A work of community art in Yew Tee, whose fate was in limbo after it fell into disrepair, will see brighter days.
The sculpture, Tree Of Life by Singapore artist Ben Puah, has stood in the public square outside Yew Tee MRT Station since 2010. Over time, however, the work has endured wear and tear, including fading paintwork and deposits of rubbish in nooks in the artwork.
The sculpture, commissioned by the South West Community Development Council, faced the possibility of being removed last month due to a lack of funds for repairs. Its uncertain fate was reported in Life! earlier this month.
The council has since found a corporate sponsor, who chose to remain anonymous, and volunteers to help spruce up the work.
In a reply to queries from Life!, the council says the sculpture will be restored today with the help of more than 10 youth volunteers from the Yew Tee Community Club Youth Executive Committee. They will help the artist repaint the 2.5m-tall fibreglass sculpture and add new decorative features to rejuvenate the work.
A plaque stating the title of the sculpture and the artist's name will also be installed.
To preserve the new paintwork, Puah, 37, a fine arts graduate from the Royal Melbourne Institute of Technology, will add a protective coat over the sculpture that it did not have previously.
On the long-term maintenance of the sculpture, the council says the volunteers will "adopt the sculpture and help to keep an eye on it".
It added that the sponsor will support subsequent maintenance of the sculpture, which involves "light cleaning". Puah says a simple wash-and- wipe every month will suffice.
The sculpture was commissioned by the council to promote arts in the heartland. It was unveiled in 2010 as part of the South West District Arts Festival. Puah was inspired by the theme of racial harmony when he made the sculpture.

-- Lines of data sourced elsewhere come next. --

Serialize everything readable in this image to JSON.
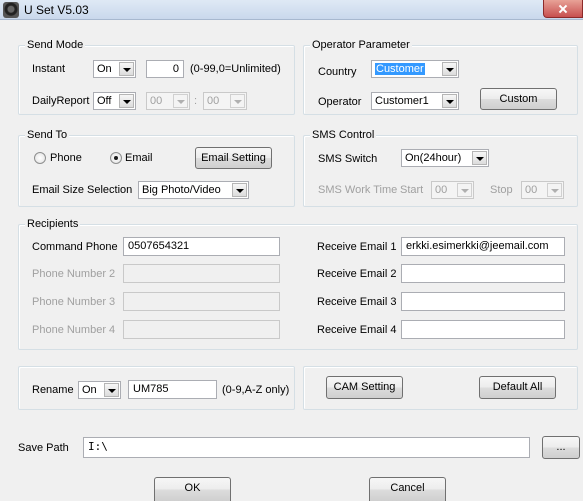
{
  "window": {
    "title": "U Set V5.03"
  },
  "send_mode": {
    "title": "Send Mode",
    "instant_label": "Instant",
    "instant_value": "On",
    "count_value": "0",
    "count_hint": "(0-99,0=Unlimited)",
    "daily_report_label": "DailyReport",
    "daily_report_value": "Off",
    "hour_value": "00",
    "time_separator": ":",
    "minute_value": "00"
  },
  "operator": {
    "title": "Operator Parameter",
    "country_label": "Country",
    "country_value": "Customer",
    "operator_label": "Operator",
    "operator_value": "Customer1",
    "custom_button": "Custom"
  },
  "send_to": {
    "title": "Send To",
    "phone_label": "Phone",
    "email_label": "Email",
    "selected": "Email",
    "email_setting_button": "Email Setting",
    "email_size_label": "Email Size Selection",
    "email_size_value": "Big Photo/Video"
  },
  "sms": {
    "title": "SMS Control",
    "switch_label": "SMS Switch",
    "switch_value": "On(24hour)",
    "work_time_label": "SMS Work Time",
    "start_label": "Start",
    "start_value": "00",
    "stop_label": "Stop",
    "stop_value": "00"
  },
  "recipients": {
    "title": "Recipients",
    "command_phone_label": "Command Phone",
    "command_phone_value": "0507654321",
    "phone2_label": "Phone Number 2",
    "phone3_label": "Phone Number 3",
    "phone4_label": "Phone Number 4",
    "email1_label": "Receive Email 1",
    "email1_value": "erkki.esimerkki@jeemail.com",
    "email2_label": "Receive Email 2",
    "email3_label": "Receive Email 3",
    "email4_label": "Receive Email 4"
  },
  "rename": {
    "label": "Rename",
    "toggle_value": "On",
    "name_value": "UM785",
    "hint": "(0-9,A-Z only)"
  },
  "buttons": {
    "cam_setting": "CAM Setting",
    "default_all": "Default All",
    "browse": "...",
    "ok": "OK",
    "cancel": "Cancel"
  },
  "save_path": {
    "label": "Save Path",
    "value": "I:\\"
  }
}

When he was approached by the council last December to touch up the sculpture, he had given a quote of $6,600. He later revised the amount to $4,000 after the council suggested making the restoration a community project and roping in resident volunteers.
Last month, however, the council asked him if he could "do it for free" because it did not have the funds to restore the work. He was told the work would have to be removed if it was not conserved.
He was approached by the council last week to restore the sculpture and was given $6,400 to cover manpower and material costs, including paints and brushes.
He says: "I am happy with this ending. It is what I had proposed at the start and what should have happened in the first place."
Get a copy of The Straits Times or go to straitstimes.com for more stories.